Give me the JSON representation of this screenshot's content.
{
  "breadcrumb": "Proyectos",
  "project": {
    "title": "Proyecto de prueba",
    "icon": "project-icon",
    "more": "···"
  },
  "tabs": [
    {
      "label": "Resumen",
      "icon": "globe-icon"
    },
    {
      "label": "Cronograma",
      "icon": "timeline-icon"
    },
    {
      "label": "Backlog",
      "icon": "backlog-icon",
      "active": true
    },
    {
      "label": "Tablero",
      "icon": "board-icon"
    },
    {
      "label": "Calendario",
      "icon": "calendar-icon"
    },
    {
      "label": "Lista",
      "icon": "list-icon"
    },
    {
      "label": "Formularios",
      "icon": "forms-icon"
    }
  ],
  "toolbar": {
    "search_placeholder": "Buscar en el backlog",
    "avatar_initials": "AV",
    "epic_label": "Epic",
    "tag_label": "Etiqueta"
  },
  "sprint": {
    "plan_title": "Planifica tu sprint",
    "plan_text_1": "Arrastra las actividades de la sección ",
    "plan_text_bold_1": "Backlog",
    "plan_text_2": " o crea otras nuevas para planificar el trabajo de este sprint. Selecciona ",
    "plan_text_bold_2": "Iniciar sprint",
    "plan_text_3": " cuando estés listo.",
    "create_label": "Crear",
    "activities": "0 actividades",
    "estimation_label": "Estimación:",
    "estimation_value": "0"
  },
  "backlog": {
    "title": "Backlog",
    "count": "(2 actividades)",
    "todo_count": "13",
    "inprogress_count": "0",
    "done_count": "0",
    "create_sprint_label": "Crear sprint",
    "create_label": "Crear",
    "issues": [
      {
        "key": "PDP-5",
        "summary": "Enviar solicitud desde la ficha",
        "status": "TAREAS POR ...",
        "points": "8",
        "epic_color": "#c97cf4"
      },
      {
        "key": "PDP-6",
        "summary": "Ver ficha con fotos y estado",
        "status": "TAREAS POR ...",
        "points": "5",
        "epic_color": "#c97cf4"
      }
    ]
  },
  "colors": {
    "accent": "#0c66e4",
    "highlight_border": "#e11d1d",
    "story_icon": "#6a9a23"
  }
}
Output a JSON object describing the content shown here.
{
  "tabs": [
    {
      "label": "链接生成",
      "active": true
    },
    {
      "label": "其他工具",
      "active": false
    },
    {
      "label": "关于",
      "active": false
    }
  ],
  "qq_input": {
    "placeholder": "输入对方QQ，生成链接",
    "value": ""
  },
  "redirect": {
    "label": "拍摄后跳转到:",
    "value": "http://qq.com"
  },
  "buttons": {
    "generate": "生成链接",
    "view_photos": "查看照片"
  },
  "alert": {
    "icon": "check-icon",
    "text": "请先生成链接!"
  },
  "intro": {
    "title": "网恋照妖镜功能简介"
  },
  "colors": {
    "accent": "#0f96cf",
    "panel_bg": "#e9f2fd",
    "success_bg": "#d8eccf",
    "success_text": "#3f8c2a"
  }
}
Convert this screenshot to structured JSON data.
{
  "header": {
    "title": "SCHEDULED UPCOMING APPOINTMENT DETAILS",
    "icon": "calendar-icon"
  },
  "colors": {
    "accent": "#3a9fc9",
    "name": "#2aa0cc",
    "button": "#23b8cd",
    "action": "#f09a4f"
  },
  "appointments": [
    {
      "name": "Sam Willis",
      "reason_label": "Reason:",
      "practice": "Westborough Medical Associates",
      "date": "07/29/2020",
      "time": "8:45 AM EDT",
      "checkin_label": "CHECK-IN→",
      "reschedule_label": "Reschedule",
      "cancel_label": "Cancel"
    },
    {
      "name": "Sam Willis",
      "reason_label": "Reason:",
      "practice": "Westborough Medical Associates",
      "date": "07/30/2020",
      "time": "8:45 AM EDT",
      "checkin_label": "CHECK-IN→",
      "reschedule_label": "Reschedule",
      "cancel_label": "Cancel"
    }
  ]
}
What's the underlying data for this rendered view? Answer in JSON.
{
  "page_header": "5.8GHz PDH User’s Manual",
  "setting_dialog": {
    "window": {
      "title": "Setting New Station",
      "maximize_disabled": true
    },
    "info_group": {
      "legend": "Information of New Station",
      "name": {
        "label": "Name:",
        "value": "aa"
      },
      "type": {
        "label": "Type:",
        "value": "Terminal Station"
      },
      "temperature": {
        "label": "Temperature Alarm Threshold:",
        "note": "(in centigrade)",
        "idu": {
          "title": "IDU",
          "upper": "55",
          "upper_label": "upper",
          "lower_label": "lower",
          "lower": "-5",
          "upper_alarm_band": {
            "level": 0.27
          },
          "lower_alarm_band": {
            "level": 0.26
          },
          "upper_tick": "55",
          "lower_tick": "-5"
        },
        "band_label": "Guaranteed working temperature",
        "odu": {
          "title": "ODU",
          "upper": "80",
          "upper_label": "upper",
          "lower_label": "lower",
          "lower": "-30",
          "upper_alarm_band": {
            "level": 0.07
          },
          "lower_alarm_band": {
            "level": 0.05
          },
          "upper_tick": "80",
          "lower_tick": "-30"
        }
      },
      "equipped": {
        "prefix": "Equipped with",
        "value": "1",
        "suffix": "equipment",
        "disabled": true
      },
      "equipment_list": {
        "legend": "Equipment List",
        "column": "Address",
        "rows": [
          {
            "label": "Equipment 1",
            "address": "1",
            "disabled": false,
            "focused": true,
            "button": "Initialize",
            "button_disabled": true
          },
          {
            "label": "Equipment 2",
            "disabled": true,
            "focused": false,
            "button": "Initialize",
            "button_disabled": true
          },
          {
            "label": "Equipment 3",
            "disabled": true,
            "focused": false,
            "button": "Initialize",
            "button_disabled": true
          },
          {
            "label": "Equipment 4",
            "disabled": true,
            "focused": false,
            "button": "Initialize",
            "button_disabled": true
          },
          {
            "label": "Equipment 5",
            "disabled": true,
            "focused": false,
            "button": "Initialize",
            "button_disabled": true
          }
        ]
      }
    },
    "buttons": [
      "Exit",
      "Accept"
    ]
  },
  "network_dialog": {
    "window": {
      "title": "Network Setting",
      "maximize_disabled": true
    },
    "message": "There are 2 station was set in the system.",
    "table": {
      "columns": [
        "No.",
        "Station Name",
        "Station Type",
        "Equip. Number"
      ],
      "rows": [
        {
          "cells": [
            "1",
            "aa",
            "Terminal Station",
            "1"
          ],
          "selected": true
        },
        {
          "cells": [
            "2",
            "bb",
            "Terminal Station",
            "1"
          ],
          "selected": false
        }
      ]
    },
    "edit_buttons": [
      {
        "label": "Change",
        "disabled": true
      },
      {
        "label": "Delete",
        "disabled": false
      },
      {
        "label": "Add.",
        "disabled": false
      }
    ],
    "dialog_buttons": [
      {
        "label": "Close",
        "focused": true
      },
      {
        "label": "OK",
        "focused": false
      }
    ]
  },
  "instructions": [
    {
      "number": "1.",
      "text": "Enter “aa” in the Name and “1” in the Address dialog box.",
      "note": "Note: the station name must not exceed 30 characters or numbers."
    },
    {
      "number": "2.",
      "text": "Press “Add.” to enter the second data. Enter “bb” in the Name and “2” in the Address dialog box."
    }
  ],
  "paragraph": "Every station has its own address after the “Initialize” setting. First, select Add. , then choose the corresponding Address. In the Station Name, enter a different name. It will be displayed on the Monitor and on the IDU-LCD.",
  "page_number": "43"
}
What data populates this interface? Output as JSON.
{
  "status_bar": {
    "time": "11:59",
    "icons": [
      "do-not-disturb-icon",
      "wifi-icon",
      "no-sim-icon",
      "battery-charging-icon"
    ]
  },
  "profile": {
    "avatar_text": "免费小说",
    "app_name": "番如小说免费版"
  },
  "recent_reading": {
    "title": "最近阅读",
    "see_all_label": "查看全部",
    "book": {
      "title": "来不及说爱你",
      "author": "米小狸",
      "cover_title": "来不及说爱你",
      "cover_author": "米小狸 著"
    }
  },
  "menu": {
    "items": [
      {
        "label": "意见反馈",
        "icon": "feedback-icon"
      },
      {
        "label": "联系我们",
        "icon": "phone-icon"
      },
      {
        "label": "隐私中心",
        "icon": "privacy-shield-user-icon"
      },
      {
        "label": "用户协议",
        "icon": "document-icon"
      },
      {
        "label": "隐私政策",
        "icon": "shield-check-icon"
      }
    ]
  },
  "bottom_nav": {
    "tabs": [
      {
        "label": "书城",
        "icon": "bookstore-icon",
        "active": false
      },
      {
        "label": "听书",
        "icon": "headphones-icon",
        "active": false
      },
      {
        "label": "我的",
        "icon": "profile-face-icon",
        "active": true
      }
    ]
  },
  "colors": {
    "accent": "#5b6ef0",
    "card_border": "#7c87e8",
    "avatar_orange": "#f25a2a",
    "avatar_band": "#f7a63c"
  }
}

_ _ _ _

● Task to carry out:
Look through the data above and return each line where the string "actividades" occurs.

● Solution to this exercise:
    "plan_text_1": "Arrastra las actividades de la sección ",
    "activities": "0 actividades",
    "count": "(2 actividades)",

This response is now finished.